++++ Data extract

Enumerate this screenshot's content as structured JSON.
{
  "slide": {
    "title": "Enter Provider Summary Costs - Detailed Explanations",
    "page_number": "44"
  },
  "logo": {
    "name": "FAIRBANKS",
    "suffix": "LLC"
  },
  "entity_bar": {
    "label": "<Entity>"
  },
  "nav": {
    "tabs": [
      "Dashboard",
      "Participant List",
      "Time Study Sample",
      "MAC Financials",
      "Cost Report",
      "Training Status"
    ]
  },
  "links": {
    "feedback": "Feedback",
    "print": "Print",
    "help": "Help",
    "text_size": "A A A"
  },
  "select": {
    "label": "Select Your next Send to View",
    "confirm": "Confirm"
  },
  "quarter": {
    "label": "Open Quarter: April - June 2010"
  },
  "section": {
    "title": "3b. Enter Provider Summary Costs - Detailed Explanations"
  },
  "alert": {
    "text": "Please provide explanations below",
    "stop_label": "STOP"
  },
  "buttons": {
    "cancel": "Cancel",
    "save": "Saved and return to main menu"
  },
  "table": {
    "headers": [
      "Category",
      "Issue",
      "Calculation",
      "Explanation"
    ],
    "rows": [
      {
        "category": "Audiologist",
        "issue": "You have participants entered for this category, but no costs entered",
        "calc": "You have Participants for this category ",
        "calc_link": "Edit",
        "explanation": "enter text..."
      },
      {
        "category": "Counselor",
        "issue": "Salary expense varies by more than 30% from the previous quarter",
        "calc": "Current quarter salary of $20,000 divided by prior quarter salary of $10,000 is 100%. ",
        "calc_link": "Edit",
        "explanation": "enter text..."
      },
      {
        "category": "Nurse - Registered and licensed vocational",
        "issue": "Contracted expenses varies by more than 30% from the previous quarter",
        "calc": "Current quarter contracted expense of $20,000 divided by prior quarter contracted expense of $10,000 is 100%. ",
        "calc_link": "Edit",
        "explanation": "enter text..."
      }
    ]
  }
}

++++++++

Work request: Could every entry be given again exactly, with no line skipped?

Response to this exercise:
Enumerate this screenshot's content as structured JSON.
{
  "slide": {
    "title": "Enter Provider Summary Costs - Detailed Explanations",
    "page_number": "44"
  },
  "logo": {
    "name": "FAIRBANKS",
    "suffix": "LLC"
  },
  "entity_bar": {
    "label": "<Entity>"
  },
  "nav": {
    "tabs": [
      "Dashboard",
      "Participant List",
      "Time Study Sample",
      "MAC Financials",
      "Cost Report",
      "Training Status"
    ]
  },
  "links": {
    "feedback": "Feedback",
    "print": "Print",
    "help": "Help",
    "text_size": "A A A"
  },
  "select": {
    "label": "Select Your next Send to View",
    "confirm": "Confirm"
  },
  "quarter": {
    "label": "Open Quarter: April - June 2010"
  },
  "section": {
    "title": "3b. Enter Provider Summary Costs - Detailed Explanations"
  },
  "alert": {
    "text": "Please provide explanations below",
    "stop_label": "STOP"
  },
  "buttons": {
    "cancel": "Cancel",
    "save": "Saved and return to main menu"
  },
  "table": {
    "headers": [
      "Category",
      "Issue",
      "Calculation",
      "Explanation"
    ],
    "rows": [
      {
        "category": "Audiologist",
        "issue": "You have participants entered for this category, but no costs entered",
        "calc": "You have Participants for this category ",
        "calc_link": "Edit",
        "explanation": "enter text..."
      },
      {
        "category": "Counselor",
        "issue": "Salary expense varies by more than 30% from the previous quarter",
        "calc": "Current quarter salary of $20,000 divided by prior quarter salary of $10,000 is 100%. ",
        "calc_link": "Edit",
        "explanation": "enter text..."
      },
      {
        "category": "Nurse - Registered and licensed vocational",
        "issue": "Contracted expenses varies by more than 30% from the previous quarter",
        "calc": "Current quarter contracted expense of $20,000 divided by prior quarter contracted expense of $10,000 is 100%. ",
        "calc_link": "Edit",
        "explanation": "enter text..."
      }
    ]
  }
}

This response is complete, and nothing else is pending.